Go your own way.
Billy Elliot is a movie that warms the heart. In the intro we see the eleven years old Billy jump up into the air while the song Cosmic Dancer is playing with this line: I was dancing when I was twelve: http://www.youtube.com/watch?v=GMfjA4gyEcU/ . A very promising start.
Music plays an important role in this positive story in a rather hard situation in the North of England (Durham County). It is 1984 and the miners are on strike. Billy’s father and brother are strikers, too, and only get a little money from the union. Billy’s beloved mother doesn’t live anymore. Billy sometimes to her grave with his grannie, who also lives in the small house in a typical workingclass neighbourhood. She usually lies on the sofa and needs to be taken care of. She doesn’t remember a lot of things anymore but she stills knows that she could have been a professional dancer. It is wonderful to hear the Northern English dialect.
The movie starts when Billy is having his weekly boxing lessons. In the same hall there are ballet lessons for the girls in their tutu’s. He is not so good in his sport so his teacher tells him to keep on hitting the big bag and to give the key of the hall to the balletteacher Georgia when he is finished. Billy hears the piano and hits the bag in the rhythm of the music. Slowly but definitely he moves towards ballet.
It is very nice to see the process in which he looses his resistance towards ballet. His father is not so quick in overcoming his reluctance. Billy has got talent and is practising in secret with the continiously smoking Georgia ballet teacher (Julie Waters) for his admittance to the Royal Ballet School in London see photo).
Jamie Bell plays his role very well, he carries Billy in his heart. He is a good example of a boy who wants to live his own life, who goes his own way, without becoming inconsiderate to others. When he is angry and frustrated he starts to dance fiercely. A queer boy is his class likes Billy, but he succeeds in keeping distance between them without becoming rude. When he finally leaves for London Billy gives him a kiss.
There is a lot of humor in the movie. After his audition the jury asks him about his ballet ideas and his motivation, but Billy cannot say much about it. Then they ask his father about his ideas and he says he is not an ballet expert. They are just working class people.
Music supports this movie in a wonderful way. It is great to see Billy dance with Georgia on I love to Boogie . I especially liked the typically sound from the eighties by The Clash with London Calling http://www.youtube.com/watch?v=lotkzHsIuoA/
This movie, based on the screenplay by Lee Hall, could have been made by Ken Loach, who always combines cultural and political themes with personal conflicts and who sometimes makes his movies in the North of England. I am glad there are more movie makers like him. This was Daldry’s first film. Later on he made The hours about Virginia Woolff.

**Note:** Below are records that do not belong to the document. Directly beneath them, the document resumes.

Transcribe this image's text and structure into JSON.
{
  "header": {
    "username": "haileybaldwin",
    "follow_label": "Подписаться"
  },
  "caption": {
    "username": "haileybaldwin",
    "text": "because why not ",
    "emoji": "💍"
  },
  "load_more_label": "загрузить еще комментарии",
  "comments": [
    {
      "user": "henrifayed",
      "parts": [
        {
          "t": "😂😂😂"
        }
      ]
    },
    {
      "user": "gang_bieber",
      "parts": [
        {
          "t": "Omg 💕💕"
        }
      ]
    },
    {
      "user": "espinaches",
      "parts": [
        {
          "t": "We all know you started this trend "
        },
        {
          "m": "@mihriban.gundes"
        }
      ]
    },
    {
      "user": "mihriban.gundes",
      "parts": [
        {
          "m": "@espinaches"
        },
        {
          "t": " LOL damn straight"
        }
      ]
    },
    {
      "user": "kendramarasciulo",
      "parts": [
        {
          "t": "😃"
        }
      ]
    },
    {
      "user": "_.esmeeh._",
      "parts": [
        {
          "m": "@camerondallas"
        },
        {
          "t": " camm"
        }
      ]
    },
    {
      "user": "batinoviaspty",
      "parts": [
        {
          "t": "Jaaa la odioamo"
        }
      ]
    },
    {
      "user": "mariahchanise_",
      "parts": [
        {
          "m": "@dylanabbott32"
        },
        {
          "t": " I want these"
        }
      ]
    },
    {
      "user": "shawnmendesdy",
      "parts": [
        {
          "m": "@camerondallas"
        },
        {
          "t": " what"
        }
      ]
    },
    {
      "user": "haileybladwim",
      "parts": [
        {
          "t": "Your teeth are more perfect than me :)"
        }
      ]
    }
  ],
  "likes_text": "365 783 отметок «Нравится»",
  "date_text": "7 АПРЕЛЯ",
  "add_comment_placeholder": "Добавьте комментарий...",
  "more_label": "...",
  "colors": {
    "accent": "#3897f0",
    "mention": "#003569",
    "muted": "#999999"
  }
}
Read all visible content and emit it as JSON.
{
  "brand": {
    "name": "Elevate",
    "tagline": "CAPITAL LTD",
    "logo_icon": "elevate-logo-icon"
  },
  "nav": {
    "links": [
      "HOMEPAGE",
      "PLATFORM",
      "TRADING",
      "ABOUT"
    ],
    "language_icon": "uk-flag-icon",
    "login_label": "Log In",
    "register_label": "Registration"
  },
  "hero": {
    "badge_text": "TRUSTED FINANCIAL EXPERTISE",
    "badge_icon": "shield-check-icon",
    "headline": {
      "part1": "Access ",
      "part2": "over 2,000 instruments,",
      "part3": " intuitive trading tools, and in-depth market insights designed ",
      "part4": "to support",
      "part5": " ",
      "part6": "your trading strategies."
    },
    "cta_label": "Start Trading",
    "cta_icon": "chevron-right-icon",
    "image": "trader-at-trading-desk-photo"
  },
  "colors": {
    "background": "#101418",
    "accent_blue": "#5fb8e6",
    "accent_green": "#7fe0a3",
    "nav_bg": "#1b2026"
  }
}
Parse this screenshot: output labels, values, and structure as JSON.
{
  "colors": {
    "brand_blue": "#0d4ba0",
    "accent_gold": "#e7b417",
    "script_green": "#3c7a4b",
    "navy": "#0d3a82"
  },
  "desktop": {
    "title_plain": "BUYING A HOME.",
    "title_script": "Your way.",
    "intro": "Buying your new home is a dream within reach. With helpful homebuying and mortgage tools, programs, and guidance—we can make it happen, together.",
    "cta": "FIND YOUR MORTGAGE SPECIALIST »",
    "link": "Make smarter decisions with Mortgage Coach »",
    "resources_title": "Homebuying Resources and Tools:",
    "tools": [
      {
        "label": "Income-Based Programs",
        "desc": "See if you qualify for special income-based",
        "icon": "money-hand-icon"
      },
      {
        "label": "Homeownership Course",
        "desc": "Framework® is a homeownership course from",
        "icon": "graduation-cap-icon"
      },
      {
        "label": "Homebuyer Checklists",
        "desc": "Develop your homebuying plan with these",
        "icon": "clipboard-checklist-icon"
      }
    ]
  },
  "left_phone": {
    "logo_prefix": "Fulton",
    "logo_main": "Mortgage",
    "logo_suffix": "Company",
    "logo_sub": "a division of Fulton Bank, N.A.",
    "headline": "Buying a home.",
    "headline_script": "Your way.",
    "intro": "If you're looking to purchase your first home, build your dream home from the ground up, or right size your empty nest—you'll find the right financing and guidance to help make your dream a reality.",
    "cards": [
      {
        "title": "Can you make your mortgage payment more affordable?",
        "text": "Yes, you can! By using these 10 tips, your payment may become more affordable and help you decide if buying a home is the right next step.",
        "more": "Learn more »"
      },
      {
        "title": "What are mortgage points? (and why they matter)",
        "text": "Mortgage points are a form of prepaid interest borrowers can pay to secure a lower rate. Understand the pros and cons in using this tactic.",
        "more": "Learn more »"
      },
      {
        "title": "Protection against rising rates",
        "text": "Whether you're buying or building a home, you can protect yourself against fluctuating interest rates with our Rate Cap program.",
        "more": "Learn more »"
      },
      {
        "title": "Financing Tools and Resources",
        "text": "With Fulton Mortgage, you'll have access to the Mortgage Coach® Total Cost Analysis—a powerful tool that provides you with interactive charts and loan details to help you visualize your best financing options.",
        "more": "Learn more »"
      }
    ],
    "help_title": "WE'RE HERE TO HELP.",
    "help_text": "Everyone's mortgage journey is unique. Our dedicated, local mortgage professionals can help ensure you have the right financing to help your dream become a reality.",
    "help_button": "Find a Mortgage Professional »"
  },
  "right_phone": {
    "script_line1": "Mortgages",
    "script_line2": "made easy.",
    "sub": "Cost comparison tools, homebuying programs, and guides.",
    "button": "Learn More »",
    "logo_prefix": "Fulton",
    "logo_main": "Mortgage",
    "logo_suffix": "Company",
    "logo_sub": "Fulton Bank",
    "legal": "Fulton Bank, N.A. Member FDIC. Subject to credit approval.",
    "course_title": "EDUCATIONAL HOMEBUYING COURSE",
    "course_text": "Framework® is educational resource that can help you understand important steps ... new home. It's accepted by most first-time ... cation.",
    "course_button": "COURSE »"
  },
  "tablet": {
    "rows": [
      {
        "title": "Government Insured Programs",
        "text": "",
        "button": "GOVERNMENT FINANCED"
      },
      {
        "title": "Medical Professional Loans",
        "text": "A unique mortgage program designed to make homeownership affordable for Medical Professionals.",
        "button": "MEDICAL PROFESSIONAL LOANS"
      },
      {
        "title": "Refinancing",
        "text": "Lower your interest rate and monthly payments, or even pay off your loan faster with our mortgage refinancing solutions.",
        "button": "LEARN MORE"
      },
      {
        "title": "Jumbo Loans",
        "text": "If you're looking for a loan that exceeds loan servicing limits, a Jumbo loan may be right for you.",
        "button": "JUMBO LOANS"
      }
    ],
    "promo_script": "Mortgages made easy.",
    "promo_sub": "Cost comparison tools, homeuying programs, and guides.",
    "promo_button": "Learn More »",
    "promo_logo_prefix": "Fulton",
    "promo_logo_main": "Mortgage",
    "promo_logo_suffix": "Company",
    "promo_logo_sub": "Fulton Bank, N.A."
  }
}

A friend that accompagnied me to the theatre said afterwards that the movie was very well fit for in a plane. She meant it was a movie for a large audience like in a plane flight. It said to her that she was right because sometimes it was a bit sentimental. Especially the role of the dead mother in the background let tears come easily. But maybe that last caracteristic of this movie - that it is fit for different people, older and younger - makes it even more worthwhile: a popular movie with a great message.
The movie was transformed into a musical in 2005 and had his première in London. In 2012 the musical will be performed in the circustheatre in Scheveningen, Holland, under supervision of Joop van den Ende.